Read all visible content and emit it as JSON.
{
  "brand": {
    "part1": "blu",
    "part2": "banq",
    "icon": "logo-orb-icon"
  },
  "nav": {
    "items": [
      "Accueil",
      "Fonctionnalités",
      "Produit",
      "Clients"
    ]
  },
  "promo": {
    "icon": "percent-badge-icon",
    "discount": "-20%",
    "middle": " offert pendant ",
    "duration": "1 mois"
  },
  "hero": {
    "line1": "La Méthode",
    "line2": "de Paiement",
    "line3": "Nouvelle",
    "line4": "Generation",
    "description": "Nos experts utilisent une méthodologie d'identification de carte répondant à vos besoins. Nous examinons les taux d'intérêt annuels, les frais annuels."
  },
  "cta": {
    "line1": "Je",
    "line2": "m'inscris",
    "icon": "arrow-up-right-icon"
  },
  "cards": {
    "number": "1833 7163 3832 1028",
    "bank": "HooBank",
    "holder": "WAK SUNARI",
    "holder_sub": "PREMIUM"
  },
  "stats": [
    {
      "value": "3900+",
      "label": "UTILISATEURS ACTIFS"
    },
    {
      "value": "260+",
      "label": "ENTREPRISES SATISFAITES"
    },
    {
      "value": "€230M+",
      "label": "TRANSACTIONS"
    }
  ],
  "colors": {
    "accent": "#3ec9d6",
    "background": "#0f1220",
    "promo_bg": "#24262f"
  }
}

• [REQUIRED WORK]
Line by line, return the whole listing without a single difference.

• [ANSWER]
Read all visible content and emit it as JSON.
{
  "brand": {
    "part1": "blu",
    "part2": "banq",
    "icon": "logo-orb-icon"
  },
  "nav": {
    "items": [
      "Accueil",
      "Fonctionnalités",
      "Produit",
      "Clients"
    ]
  },
  "promo": {
    "icon": "percent-badge-icon",
    "discount": "-20%",
    "middle": " offert pendant ",
    "duration": "1 mois"
  },
  "hero": {
    "line1": "La Méthode",
    "line2": "de Paiement",
    "line3": "Nouvelle",
    "line4": "Generation",
    "description": "Nos experts utilisent une méthodologie d'identification de carte répondant à vos besoins. Nous examinons les taux d'intérêt annuels, les frais annuels."
  },
  "cta": {
    "line1": "Je",
    "line2": "m'inscris",
    "icon": "arrow-up-right-icon"
  },
  "cards": {
    "number": "1833 7163 3832 1028",
    "bank": "HooBank",
    "holder": "WAK SUNARI",
    "holder_sub": "PREMIUM"
  },
  "stats": [
    {
      "value": "3900+",
      "label": "UTILISATEURS ACTIFS"
    },
    {
      "value": "260+",
      "label": "ENTREPRISES SATISFAITES"
    },
    {
      "value": "€230M+",
      "label": "TRANSACTIONS"
    }
  ],
  "colors": {
    "accent": "#3ec9d6",
    "background": "#0f1220",
    "promo_bg": "#24262f"
  }
}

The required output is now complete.